GRAND RAPIDS, Mich. (WOOD) — The man now accused of murdering 19-year-old Cathy Swartz in 1988 was never on investigators’ radar for decades despite the fact the two knew each other, a source close to the investigation told News 8.
Robert Waters, 53, was arrested for open murder in South Carolina Sunday, breaking open a Three Rivers cold case that was a mystery for three and a half decades.
In December 1988, investigators say, Waters viciously beat Swartz, stabbed her multiple times and then strangled her to death while her 9-month-old daughter was nearby. Investigators believe Swartz fought back: They found defensive wounds and signs of attempted rape. Her fiancé later found her body on her bedroom floor in her apartment. Despite thousands of interviews, fingerprints and footprints collected and DNA analysis, the investigation came up empty.
The source said Waters was not on the investigators’ radar until they turned to forensic genetic genealogy. That brought the list of suspects down to a single family and then Waters, leading to his arrest.
The source close to the investigation said detectives have interviewed Waters, but he hasn’t told them anything. Investigators currently have no motive for the killing, the source added.

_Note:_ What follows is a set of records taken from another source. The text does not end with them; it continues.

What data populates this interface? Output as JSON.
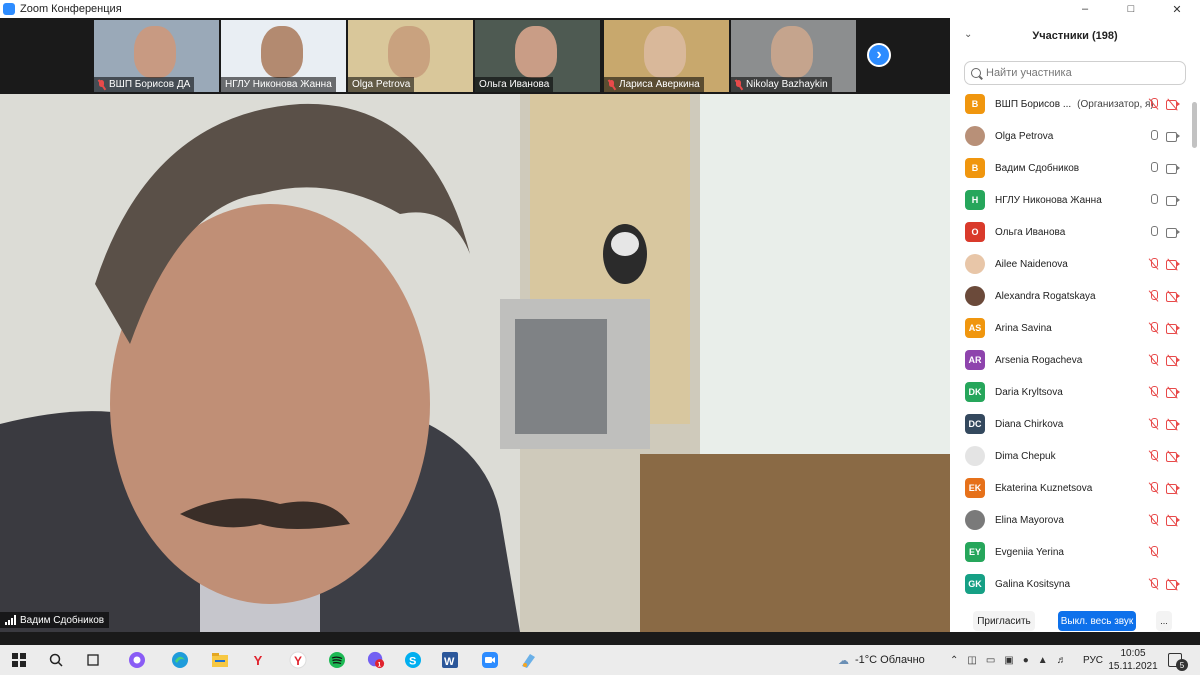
{
  "window": {
    "title": "Zoom Конференция"
  },
  "thumbnails": [
    {
      "name": "ВШП Борисов ДА",
      "muted": true,
      "bg": "#9aa9b8",
      "face": "#c89a82"
    },
    {
      "name": "НГЛУ Никонова Жанна",
      "muted": false,
      "bg": "#e9eef3",
      "face": "#b38a70"
    },
    {
      "name": "Olga Petrova",
      "muted": false,
      "bg": "#d9c79a",
      "face": "#c9a27f"
    },
    {
      "name": "Ольга Иванова",
      "muted": false,
      "bg": "#4e5a52",
      "face": "#c99d86"
    },
    {
      "name": "Лариса Аверкина",
      "muted": true,
      "bg": "#c8a86d",
      "face": "#d9b89a"
    },
    {
      "name": "Nikolay Bazhaykin",
      "muted": true,
      "bg": "#8c8e8f",
      "face": "#c5a48d"
    }
  ],
  "main_speaker": {
    "name": "Вадим Сдобников"
  },
  "participants_panel": {
    "title": "Участники (198)",
    "search_placeholder": "Найти участника",
    "participants": [
      {
        "initials": "В",
        "name": "ВШП Борисов ...",
        "role": "(Организатор, я)",
        "color": "#f0960e",
        "mic": "off",
        "cam": "off"
      },
      {
        "initials": "",
        "name": "Olga Petrova",
        "role": "",
        "color": "#b89078",
        "mic": "on",
        "cam": "on"
      },
      {
        "initials": "В",
        "name": "Вадим Сдобников",
        "role": "",
        "color": "#f0960e",
        "mic": "on",
        "cam": "on"
      },
      {
        "initials": "Н",
        "name": "НГЛУ Никонова Жанна",
        "role": "",
        "color": "#26a65b",
        "mic": "on",
        "cam": "on"
      },
      {
        "initials": "О",
        "name": "Ольга Иванова",
        "role": "",
        "color": "#d93a2b",
        "mic": "on",
        "cam": "on"
      },
      {
        "initials": "",
        "name": "Ailee Naidenova",
        "role": "",
        "color": "#e8c6a8",
        "mic": "off",
        "cam": "off"
      },
      {
        "initials": "",
        "name": "Alexandra Rogatskaya",
        "role": "",
        "color": "#6b4a3a",
        "mic": "off",
        "cam": "off"
      },
      {
        "initials": "AS",
        "name": "Arina Savina",
        "role": "",
        "color": "#f0960e",
        "mic": "off",
        "cam": "off"
      },
      {
        "initials": "AR",
        "name": "Arsenia Rogacheva",
        "role": "",
        "color": "#8e44ad",
        "mic": "off",
        "cam": "off"
      },
      {
        "initials": "DK",
        "name": "Daria Kryltsova",
        "role": "",
        "color": "#26a65b",
        "mic": "off",
        "cam": "off"
      },
      {
        "initials": "DC",
        "name": "Diana Chirkova",
        "role": "",
        "color": "#34495e",
        "mic": "off",
        "cam": "off"
      },
      {
        "initials": "",
        "name": "Dima Chepuk",
        "role": "",
        "color": "#e4e4e4",
        "mic": "off",
        "cam": "off"
      },
      {
        "initials": "EK",
        "name": "Ekaterina Kuznetsova",
        "role": "",
        "color": "#e6711a",
        "mic": "off",
        "cam": "off"
      },
      {
        "initials": "",
        "name": "Elina Mayorova",
        "role": "",
        "color": "#7a7a7a",
        "mic": "off",
        "cam": "off"
      },
      {
        "initials": "EY",
        "name": "Evgeniia Yerina",
        "role": "",
        "color": "#26a65b",
        "mic": "off",
        "cam": "none"
      },
      {
        "initials": "GK",
        "name": "Galina Kositsyna",
        "role": "",
        "color": "#16a085",
        "mic": "off",
        "cam": "off"
      }
    ],
    "invite_label": "Пригласить",
    "mute_all_label": "Выкл. весь звук",
    "more_label": "..."
  },
  "taskbar": {
    "weather": "-1°C  Облачно",
    "language": "РУС",
    "time": "10:05",
    "date": "15.11.2021",
    "notifications": "5",
    "app_icons": [
      "windows-start-icon",
      "search-icon",
      "task-view-icon",
      "alice-icon",
      "edge-icon",
      "file-explorer-icon",
      "yandex-icon",
      "yandex-browser-icon",
      "spotify-icon",
      "viber-icon",
      "skype-icon",
      "word-icon",
      "zoom-icon",
      "paint-icon"
    ]
  }
}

St. Joseph County Prosecutor David Marvin also told News 8 he believes Waters and Swartz knew each other.
News 8 has learned Waters attended Three Rivers High School as a freshman in 1985. Swartz was a student in nearby Mendon then. She didn’t attend Three Rivers High School until two years later, her senior year.
Sometime after Swartz died in 1988, Waters moved to South Carolina and got married. He has no criminal record in Michigan nor in South Carolina. Since 1999, he and his wife have owned and operated a plumbing business in Beaufort, South Carolina, called Waters Plumbing of the Lowcountry.
When News 8 called the business on Tuesday, the answering machine played a message that said, “Thank you for calling Waters Plumbing. Due to a family emergency, we are no longer scheduling calls.”
The person who recorded the message provided her email and said she would be checking it periodically.
“Please keep our family in your thoughts and prayers,” the woman said. “Thank you.”
After that, an automated message said, “The person you have called is not accepting messages at this time. Please try your call again later. Thank you, goodbye.”
FORMER CHIEF: FAMILIES NEED ANSWERS
Word of Waters’ arrest was a surprise to many, including one of the first police officers to arrive at Swartz’s home the night she died.
Tom Bringman, who became the Three Rivers police chief in 2007 and retired in 2021, was 14 years into his career when Swartz died. He and fellow officer Mike Mohney were the first to see her body.
“You can tell that she had put up a fight,” Bringman said. “It was a horrible scene to see, something people don’t want to see.”
He said they cleared the home before getting Swartz’s baby out of the next room. Then they provided security while Michigan State Police investigators worked the scene.
“What we did is … one of us guarded the front (and) the other one guarded the back,” Bringman said.
As the case went unsolved for years, Bringman said the Three Rivers community and police department wanted to find closure.
“As officers, you want to make sure everything’s solved. Families need to have answers. Friends need to have answers. So it was a very important thing to us,” Bringman said. “Eventually, it came down to the point that we realized it was going to have to be through DNA.”
He said without the DNA, it’s likely the case would never have been solved.
He was relieved when he learned investigators had made an arrest.
“I was like … the person is finally going to be held accountable,” Bringman said. “As an officer, I feel bad that it wasn’t able to be solved while both parents were still alive, but it wasn’t able to. It’s just good that it finally was solved.”
Marvin told News 8 that Waters waived his right to extradition. The St. Joseph County Sheriff’s Department was making arrangements to bring him back to Michigan and he was expected to be arraigned later this week, the prosecutor said. If convicted, he could spend the rest of his life in prison.